§ Instructions for the task: Show each line of the records below where the word "HTTP" occurs.

§ Record excerpts:
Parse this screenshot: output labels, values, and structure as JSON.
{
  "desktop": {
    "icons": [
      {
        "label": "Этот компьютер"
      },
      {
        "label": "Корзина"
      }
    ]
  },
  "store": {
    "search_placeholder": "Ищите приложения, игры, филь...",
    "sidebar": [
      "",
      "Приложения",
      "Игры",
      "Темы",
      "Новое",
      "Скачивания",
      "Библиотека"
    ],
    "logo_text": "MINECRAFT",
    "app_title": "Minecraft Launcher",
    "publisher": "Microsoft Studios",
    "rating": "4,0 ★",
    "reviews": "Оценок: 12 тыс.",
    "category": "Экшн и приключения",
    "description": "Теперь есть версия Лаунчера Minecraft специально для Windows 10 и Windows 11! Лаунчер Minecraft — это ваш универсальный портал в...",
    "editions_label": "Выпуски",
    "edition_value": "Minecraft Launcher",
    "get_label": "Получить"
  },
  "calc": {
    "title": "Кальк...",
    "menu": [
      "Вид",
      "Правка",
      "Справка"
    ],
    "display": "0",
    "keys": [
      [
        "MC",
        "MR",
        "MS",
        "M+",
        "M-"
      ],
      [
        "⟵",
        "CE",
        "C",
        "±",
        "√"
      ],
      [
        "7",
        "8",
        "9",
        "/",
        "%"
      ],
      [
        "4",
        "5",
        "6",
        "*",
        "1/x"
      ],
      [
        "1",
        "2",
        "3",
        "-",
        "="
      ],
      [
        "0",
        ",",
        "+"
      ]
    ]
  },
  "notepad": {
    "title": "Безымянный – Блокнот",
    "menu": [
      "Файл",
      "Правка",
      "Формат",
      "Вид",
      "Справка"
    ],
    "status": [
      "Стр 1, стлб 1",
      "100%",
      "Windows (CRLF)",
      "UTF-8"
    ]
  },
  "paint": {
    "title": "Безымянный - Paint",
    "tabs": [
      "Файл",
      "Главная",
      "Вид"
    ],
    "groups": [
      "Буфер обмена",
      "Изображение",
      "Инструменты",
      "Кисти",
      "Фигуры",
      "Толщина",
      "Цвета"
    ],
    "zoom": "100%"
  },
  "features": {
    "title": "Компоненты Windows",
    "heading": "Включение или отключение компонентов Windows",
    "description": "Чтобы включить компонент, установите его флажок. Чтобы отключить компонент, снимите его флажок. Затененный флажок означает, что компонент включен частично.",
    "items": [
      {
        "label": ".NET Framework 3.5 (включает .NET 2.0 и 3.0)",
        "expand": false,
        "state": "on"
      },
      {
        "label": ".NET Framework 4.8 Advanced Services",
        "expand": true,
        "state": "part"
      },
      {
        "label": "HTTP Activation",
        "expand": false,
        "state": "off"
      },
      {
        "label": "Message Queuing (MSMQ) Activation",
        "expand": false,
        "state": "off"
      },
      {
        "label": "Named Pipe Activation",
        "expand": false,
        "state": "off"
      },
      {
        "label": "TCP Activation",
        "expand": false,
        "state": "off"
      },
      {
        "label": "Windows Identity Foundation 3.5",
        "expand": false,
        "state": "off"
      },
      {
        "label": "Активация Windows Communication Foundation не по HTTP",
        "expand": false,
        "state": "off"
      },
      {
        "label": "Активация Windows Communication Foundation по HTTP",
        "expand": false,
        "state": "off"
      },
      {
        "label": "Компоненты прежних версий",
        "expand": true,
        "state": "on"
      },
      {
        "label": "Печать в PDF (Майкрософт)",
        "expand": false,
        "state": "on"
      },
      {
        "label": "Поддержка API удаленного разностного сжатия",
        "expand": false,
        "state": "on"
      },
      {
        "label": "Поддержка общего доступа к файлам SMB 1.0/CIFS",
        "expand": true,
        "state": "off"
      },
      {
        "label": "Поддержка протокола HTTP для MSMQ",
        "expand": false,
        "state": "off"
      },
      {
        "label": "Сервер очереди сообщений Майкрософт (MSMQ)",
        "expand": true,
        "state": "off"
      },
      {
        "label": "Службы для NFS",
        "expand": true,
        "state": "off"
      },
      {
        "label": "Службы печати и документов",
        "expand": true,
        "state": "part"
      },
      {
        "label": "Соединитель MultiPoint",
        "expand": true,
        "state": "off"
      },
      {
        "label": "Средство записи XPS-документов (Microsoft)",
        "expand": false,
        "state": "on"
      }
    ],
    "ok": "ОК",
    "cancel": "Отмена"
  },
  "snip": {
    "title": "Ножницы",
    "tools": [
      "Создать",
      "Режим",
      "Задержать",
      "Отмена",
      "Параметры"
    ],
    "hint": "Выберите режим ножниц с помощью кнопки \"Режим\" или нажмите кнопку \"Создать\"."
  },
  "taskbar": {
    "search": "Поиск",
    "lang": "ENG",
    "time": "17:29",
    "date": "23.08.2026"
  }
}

§ Exercise result:
        "label": "HTTP Activation",
        "label": "Активация Windows Communication Foundation не по HTTP",
        "label": "Активация Windows Communication Foundation по HTTP",
        "label": "Поддержка протокола HTTP для MSMQ",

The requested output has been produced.